This is not a job for the weak, but there are some tips that can help you stay strong and muster through
Signing up as a military spouse is one of the toughest things you will ever do. When you say "I do" and your service member takes the oath, you are promising to always put your country first, learn to overcome your emotions alone, and to live anywhere in the world without a say. This is not a job for the weak, but there are some tips that can help you stay strong and muster through. Here are ten survival tips for military spouses.
Do Not Watch the News
The news is a scary place that you should not be a part of. Stick to the weather and local interest because everything else will make you worried, sad, or confused. Any discussion of foreign politics will have you stuck to the television. Go for a walk instead.
Talk to Your Ombudsman when Needed
Your Ombudsman is there to answer questions and support you during difficult times. They can provide guidance and resources on anything related to our service member's duty station.
Do Something You Love
You will experience many changes in your military spouse career.
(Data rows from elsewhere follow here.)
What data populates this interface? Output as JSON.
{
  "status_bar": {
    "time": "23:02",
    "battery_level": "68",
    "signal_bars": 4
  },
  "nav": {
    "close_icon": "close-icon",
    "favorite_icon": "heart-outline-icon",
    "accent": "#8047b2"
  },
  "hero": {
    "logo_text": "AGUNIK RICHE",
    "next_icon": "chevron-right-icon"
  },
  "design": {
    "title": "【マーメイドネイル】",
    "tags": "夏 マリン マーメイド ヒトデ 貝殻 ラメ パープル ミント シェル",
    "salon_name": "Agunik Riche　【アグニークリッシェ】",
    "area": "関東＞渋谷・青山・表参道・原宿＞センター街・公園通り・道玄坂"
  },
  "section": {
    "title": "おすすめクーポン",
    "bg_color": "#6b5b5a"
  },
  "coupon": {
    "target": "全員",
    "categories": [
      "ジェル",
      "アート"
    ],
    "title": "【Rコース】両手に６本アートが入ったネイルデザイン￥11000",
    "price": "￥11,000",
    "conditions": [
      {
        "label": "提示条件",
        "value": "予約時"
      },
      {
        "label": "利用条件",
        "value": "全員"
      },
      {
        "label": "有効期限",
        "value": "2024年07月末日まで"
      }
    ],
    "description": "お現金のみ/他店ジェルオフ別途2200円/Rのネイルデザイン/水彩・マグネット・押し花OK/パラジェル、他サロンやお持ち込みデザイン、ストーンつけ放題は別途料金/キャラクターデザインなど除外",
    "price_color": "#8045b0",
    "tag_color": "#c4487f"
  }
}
This means you must find something you love and stick with it. Make it available no matter where you move or what you do. This can be a hobby, job, or education, but it needs to be your passion.
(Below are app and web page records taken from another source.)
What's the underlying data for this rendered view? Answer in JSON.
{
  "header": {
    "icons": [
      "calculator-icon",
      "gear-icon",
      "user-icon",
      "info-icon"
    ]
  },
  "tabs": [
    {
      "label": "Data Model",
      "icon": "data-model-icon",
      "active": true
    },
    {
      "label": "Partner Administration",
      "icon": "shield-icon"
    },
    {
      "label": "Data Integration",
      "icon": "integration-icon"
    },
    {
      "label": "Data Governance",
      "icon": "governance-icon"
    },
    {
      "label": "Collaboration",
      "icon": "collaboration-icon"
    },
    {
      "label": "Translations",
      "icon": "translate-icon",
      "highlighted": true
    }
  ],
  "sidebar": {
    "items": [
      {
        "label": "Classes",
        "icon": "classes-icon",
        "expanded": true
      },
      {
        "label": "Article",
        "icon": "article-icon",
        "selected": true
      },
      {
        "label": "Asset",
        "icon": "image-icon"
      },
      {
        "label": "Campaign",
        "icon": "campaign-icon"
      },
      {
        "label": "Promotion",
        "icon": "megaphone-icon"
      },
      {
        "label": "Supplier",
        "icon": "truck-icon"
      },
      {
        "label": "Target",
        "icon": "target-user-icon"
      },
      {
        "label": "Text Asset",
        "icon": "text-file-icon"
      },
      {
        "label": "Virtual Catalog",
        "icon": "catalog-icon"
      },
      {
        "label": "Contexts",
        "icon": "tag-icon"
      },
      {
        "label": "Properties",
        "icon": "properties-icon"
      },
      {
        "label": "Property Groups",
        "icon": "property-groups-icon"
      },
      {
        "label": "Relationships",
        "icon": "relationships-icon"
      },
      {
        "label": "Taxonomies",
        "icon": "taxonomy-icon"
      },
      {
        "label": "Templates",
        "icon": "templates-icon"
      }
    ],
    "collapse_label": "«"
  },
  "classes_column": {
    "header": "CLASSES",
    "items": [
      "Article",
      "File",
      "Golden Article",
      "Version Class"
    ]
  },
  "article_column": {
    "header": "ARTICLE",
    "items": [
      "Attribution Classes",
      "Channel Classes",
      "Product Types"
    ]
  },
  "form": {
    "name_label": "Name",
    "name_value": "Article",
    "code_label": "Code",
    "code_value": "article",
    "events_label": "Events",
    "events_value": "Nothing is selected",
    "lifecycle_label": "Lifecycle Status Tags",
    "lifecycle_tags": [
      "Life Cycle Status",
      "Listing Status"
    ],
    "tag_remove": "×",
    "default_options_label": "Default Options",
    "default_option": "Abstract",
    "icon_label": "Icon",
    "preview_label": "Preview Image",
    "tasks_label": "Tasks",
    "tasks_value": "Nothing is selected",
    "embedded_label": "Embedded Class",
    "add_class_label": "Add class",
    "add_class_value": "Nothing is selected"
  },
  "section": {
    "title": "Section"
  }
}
Get to Know Your Community
Military families often must relocate several times during their career. This means you will have to learn about your community many times over. Make this an opportunity to see new things, eat new foods, and have new experiences. Get to know and enjoy your surroundings.
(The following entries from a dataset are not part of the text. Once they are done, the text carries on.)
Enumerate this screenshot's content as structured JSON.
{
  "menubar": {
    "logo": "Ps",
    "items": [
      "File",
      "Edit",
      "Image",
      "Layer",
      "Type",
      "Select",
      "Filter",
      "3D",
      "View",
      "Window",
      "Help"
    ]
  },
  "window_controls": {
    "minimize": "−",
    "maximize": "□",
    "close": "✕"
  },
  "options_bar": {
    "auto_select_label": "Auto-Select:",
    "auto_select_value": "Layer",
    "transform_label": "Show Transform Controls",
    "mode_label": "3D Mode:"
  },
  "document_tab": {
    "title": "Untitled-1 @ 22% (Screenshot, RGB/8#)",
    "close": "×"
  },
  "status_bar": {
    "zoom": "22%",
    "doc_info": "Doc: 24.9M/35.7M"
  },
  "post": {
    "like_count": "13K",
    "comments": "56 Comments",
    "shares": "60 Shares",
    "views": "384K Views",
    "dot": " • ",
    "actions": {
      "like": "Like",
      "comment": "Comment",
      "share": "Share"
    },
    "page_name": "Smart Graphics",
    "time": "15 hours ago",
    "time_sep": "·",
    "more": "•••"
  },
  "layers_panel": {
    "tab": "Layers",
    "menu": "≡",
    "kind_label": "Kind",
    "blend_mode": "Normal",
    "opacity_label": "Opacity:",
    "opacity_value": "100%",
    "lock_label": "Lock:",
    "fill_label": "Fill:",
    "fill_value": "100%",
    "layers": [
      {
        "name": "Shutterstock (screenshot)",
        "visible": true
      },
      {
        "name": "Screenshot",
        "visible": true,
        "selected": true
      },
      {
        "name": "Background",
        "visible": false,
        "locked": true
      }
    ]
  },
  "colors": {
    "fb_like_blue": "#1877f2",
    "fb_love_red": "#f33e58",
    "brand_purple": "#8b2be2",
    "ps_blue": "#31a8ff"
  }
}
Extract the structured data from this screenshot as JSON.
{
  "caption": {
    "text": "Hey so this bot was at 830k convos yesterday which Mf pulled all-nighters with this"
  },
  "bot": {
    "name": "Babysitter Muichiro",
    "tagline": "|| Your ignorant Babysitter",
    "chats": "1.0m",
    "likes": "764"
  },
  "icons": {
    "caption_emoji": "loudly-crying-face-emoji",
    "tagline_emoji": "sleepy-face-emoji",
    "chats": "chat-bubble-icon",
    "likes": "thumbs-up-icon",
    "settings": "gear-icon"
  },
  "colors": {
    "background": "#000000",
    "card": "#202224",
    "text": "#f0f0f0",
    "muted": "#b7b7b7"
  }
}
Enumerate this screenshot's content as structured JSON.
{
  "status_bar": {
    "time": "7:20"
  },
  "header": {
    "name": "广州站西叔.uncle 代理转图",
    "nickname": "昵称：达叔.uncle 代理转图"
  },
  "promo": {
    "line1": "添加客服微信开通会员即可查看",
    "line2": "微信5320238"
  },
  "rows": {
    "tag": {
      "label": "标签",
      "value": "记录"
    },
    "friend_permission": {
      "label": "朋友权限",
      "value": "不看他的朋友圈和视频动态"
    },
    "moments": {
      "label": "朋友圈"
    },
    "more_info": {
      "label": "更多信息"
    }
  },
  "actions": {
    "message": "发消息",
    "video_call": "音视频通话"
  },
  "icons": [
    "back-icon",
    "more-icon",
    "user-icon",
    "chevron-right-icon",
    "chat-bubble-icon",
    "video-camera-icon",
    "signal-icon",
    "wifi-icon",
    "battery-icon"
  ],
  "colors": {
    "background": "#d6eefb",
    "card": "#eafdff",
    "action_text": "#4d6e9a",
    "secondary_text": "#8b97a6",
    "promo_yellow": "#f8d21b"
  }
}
Join an Online Social Community
Look for social media support groups for military spouses. These groups will become a place where you can vent and ask questions judgment-free. It will also be a group that understands where you are coming from without asking a million questions that you do not want to answer.
Understand That Changes Happen Often
Being a military spouse is not easy. You have to be able to change any plans you have at a moment's notice. Your service member has no control over their schedule, deployment, or living situation. This means you must be flexible. You do not have to like it, but you must accept it.
Make Sure Your Name Is on All Accounts
You do not have to be an active member on all your spouse's accounts, but you need to add your name as an authorized party in case changes need to be made or questions need to be answered. If you are not listed as someone who can talk to insurance companies, banks, or other financial institutions and there is a problem when your service member is on deployment, then you may not be able to get the problem rectified until it is too late.
Keep in Contact with Family Members
Your biological family and friends will miss you, and your spouse's family will miss them. Make time for family member phone calls, FaceTime, or snail mail. A text message to say you are okay will go a long way on both ends. There is no replacement for family support, and they want to be there for you. Remember, they are going through this journey with you but in a different way.
Deployment Is Harder Than You Think
You will think you are ready and understand the concept of deployment until it happens. You will get mad, sad, and lonely. This is normal. You are not alone. Going months with no communication from the one you love is harder than you think, but it makes the middle of the night, out of the blue phone calls even more special.
You Have Little Say in Many Things
There are very few things that will give you the joy and pride that you will get from being a military spouse, but you will learn that with this status, you will have little say about many things in your life. Make sure that you take control of the things that you do have control of. Decorate your home, pick the restaurant, and enjoy the journey.